Build your own small (or larger) peer to peer network.

Scale your real-time app with p2p message passing.

  • Simple: Broadcast stuff or just speak to a specific peer.
  • Autonomic: Have your nodes gather and reorder automatically.
  • Flexible: You define, how your nodes will behave.
  • Self-healing: Auto-detection of netsplits and disconnect events.

Smokesignal is not a gossip protocol. It does not implement p2p data replication for you. It is a plain, flexible peer-to-peer networking solution, onto which you can easily build your own replication model or use some event passing mechanism.

To faciliate this, direct connections from peer to peer as well as a network-wide broadcast (Node.broadcast) are simple duplex streams. Thus you can add all favours of stream-goodness, like remote-events, p2p-rpc-stream, and what not.

You can connect to new peers manually or allow your node to search for peers automatically. You can listen on peer list events to get notified when your node added or removed a peer. If you want, your node will automatically ping the network seed(s) once in a while, to detect netsplits and resolve them automatically. Nodes emit a connect event when the node adds the first peer, and a disconnect event, when the last peer disconnects. If you have specified some seeds, your node will automatically rejoin the network in this case.

This project is in development, so be prepared that things might break in some situations.

npm install smokesignal
var smoke = require('smokesignal')
var node = smoke.createNode({
  port: 8495
, address: smoke.localIp('') // Tell it your subnet and it'll figure out the right IP for you 
, seeds: [{port: 13, address:''}] // the address of a seed (a known node) 
// listen on network events... 
node.on('connect', function() {
  // Hey, now we have at least one peer! 
  // ...and broadcast stuff -- this is an ordinary duplex stream! 
  node.broadcast.write('HEYO! I\'m here')
node.on('disconnect', function() {
  // Bah, all peers gone. 
// Broadcast is a stream 
// Start the darn thing 
// mah, i'd rather stop it 

Check out the complete chat app example!

Creates a new node. Options:

  • address: (compulsory) Your current ip address
  • port: (compulsory) Port to bind at
  • minPeerNo: (optional; default: 3) how many peers this node will actively try to bond with -- you can always connect to more manually!
  • `maxPeerNo: (optional; default: 5) how many peers this node will accept at max.
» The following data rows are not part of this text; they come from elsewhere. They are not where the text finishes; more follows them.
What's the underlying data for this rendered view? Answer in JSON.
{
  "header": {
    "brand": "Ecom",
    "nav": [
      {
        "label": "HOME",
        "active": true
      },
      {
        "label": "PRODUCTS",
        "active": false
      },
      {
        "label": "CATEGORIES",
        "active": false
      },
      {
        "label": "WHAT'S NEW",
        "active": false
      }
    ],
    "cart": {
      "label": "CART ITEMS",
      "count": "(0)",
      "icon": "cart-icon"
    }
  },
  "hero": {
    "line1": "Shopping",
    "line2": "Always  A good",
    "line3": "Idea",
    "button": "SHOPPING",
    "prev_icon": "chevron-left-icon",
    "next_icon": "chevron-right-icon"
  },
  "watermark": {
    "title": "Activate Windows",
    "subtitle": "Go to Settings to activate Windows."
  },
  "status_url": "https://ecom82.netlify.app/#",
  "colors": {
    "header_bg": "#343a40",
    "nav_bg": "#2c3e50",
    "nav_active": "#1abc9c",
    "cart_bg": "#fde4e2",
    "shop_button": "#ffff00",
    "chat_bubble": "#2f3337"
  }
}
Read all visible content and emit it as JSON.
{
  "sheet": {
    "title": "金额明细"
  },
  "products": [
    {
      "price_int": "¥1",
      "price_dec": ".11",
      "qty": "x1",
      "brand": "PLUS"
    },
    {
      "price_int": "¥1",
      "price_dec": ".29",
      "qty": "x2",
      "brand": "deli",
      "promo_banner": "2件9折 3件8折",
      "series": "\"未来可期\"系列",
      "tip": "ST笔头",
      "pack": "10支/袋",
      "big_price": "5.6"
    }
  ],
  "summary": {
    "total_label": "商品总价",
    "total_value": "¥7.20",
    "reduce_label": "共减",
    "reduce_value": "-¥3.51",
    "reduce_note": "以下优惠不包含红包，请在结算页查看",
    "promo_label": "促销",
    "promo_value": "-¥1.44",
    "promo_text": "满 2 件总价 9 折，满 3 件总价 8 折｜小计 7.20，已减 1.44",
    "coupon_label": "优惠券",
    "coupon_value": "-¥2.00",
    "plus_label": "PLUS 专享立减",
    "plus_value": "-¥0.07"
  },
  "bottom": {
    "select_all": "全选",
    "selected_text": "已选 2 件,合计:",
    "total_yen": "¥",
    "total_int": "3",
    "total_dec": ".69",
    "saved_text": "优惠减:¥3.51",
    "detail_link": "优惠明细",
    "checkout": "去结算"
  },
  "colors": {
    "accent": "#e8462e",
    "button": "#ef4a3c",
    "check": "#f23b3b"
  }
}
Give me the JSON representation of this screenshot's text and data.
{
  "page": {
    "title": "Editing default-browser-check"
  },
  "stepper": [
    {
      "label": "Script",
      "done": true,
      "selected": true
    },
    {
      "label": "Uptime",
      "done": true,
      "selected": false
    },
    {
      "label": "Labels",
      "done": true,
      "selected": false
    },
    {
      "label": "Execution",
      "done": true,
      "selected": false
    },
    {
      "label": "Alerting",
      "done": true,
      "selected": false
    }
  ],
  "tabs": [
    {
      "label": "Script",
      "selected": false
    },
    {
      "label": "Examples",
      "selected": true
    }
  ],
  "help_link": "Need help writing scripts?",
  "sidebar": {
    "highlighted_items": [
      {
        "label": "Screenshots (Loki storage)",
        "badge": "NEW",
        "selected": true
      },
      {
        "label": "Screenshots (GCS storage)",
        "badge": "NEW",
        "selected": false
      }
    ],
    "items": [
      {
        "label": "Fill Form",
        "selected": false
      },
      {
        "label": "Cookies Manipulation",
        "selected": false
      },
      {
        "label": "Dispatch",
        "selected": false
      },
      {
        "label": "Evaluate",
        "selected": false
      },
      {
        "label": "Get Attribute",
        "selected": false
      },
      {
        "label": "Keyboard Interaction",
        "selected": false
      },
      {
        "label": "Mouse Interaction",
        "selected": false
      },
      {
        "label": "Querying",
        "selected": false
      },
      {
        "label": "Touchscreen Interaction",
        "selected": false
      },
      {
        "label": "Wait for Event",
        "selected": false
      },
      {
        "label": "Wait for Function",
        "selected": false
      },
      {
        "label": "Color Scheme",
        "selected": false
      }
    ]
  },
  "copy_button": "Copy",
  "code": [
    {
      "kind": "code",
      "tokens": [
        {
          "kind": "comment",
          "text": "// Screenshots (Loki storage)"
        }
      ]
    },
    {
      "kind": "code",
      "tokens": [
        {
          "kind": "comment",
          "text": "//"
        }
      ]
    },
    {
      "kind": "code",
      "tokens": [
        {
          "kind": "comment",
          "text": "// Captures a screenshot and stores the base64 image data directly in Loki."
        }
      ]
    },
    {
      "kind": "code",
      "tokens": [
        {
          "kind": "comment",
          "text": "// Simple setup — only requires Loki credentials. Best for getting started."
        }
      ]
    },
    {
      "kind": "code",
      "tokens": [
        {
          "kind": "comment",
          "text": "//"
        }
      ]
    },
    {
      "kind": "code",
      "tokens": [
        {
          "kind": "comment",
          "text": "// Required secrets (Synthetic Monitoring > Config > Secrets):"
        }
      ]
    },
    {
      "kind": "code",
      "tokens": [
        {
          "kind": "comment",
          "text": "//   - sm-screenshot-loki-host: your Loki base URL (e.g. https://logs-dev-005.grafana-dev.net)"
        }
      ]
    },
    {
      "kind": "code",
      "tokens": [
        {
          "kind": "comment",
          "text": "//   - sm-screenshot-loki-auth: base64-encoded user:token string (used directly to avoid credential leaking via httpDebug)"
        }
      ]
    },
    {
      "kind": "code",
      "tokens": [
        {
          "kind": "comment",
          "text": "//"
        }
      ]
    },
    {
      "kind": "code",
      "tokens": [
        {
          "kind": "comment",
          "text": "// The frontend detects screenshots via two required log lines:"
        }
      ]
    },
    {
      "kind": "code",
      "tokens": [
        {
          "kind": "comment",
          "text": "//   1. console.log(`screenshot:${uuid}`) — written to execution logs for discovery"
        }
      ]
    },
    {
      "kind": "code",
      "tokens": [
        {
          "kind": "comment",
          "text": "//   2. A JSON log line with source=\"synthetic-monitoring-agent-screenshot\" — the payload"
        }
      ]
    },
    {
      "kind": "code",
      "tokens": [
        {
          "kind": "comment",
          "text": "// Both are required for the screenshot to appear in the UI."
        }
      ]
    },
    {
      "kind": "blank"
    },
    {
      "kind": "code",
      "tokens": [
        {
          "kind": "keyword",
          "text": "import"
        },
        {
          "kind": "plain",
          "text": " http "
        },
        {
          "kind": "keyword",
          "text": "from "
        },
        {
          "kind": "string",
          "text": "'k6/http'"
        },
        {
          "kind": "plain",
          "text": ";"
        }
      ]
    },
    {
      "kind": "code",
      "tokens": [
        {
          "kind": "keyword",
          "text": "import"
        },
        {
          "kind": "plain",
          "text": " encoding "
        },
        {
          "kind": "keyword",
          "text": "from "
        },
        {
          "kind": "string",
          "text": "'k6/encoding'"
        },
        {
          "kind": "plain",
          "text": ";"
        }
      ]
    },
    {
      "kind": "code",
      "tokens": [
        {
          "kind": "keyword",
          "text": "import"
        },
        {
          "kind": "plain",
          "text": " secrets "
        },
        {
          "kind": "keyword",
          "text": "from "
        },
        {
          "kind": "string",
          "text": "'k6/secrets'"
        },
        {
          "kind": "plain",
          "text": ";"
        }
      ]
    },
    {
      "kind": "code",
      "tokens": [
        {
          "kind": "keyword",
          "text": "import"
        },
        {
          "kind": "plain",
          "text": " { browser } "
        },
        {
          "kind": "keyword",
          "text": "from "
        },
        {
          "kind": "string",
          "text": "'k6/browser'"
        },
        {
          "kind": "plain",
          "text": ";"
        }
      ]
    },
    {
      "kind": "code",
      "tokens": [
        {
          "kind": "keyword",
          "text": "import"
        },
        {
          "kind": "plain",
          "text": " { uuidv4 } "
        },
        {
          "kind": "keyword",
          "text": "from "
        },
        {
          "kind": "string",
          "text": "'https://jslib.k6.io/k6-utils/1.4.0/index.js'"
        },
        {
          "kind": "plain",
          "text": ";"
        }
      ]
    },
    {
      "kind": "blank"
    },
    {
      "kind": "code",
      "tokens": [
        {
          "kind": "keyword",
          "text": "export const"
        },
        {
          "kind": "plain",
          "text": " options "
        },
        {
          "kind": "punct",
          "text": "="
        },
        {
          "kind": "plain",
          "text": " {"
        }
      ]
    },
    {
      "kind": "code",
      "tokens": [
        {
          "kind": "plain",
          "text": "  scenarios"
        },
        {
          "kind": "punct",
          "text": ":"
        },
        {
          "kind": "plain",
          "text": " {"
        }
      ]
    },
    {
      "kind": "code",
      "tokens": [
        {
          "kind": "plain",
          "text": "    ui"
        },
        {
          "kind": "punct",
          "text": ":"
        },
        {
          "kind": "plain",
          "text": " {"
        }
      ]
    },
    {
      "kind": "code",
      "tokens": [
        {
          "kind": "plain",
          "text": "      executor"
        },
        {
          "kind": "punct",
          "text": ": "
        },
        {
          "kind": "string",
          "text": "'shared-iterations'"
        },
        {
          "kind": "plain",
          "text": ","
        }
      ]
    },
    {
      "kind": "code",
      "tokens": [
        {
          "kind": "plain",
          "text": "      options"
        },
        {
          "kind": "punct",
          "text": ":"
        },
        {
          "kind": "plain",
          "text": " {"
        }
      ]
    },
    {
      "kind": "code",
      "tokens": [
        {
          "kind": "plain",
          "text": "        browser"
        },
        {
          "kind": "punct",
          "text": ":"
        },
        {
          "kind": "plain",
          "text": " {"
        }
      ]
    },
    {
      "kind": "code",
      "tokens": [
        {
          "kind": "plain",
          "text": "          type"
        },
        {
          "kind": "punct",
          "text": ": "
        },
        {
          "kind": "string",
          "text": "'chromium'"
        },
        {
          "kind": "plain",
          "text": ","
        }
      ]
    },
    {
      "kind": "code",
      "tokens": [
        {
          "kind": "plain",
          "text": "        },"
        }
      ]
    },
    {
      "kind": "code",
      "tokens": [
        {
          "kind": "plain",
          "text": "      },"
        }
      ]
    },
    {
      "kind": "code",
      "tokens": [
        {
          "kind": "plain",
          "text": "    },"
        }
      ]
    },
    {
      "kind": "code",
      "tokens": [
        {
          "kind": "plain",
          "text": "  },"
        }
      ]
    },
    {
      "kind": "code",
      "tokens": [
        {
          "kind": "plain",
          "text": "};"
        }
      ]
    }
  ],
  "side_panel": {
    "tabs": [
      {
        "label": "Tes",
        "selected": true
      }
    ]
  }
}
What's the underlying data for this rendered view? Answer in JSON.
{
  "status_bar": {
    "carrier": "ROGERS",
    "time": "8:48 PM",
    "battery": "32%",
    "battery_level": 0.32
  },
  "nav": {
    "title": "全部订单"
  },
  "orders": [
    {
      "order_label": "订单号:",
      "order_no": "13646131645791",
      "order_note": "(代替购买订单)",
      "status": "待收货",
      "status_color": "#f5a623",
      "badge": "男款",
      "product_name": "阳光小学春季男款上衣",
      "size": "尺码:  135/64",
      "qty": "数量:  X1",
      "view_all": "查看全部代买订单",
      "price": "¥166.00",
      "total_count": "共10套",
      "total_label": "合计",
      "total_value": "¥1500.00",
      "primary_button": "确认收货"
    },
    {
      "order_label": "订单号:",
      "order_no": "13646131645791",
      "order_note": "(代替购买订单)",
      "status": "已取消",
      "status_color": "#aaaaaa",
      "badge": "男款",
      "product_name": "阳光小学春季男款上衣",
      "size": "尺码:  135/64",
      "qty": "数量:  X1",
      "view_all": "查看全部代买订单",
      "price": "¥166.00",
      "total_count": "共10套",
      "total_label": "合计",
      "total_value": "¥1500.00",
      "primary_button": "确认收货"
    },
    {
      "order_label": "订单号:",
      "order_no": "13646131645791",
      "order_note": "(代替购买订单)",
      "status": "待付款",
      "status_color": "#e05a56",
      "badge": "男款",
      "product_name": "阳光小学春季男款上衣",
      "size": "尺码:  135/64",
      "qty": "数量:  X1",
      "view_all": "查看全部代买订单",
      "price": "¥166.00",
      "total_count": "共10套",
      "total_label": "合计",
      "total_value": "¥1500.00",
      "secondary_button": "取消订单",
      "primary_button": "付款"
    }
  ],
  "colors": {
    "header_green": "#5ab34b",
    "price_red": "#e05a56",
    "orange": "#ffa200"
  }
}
Infinity for no limit
  • seeds: (optional) an array of known nodes, that are part of the network, e.g. {port: 0, address: ''}
  • pingTimeout: (optional; default: 3000) The time span in ms after which we consider the ping as failed
  • logger: (optional; default: empty object) An object that may provide the following methods: trace, debug, info, warn, error, fatal

Emitted when we have at least one peer.

Emitted when the last peer disconnects.

A duplex stream. Everyone will get what you write to it, and you'll get everything other people write to it also here.

Starts the node. The tcp server will be bound to the specified port and the node will try to enter the network.

Stops the node. Will disconnect all peers and shut down the tcp server.

Tries to connect to the node at the specified address and add it as a peer. This should allow people to pass a callback..

An instance of Peerlist

Emitted when a peer is added. This event is triggered with the corresponding peer object as the first parameter.

Emitted when a peer is removed. This event is triggered with the corresponding peer object as the first parameter.

Returns a boolean indicating whether you're currently friends with that peer.

An array containing all nodes you're friends with. Please don't manipulate this directly. Instead, use Node#addPeer to try and connect to a node and Peer#close

A duplex stream. Write something to it and the other end will get it out of their representational Peer object for your node. Vice versa, if the other side writes something to their object, you'll be able read it here.

Emitted when all ties to this node have been cut.

The remote address of this peer.

The remote port of this peer.

The network-wide id of this peer.

Cut's everything that ties you to this node.

  • Use event-loop-friendly nextTick call(back)s
  • Maybe make options.port optional, so it just uses an available port

(c) 2012-2013 Marcel Klehr MIT License


  • Correctly inherit from EventEmitter


  • Replace interfaces with proper duplex streams


  • Don't depend on log4js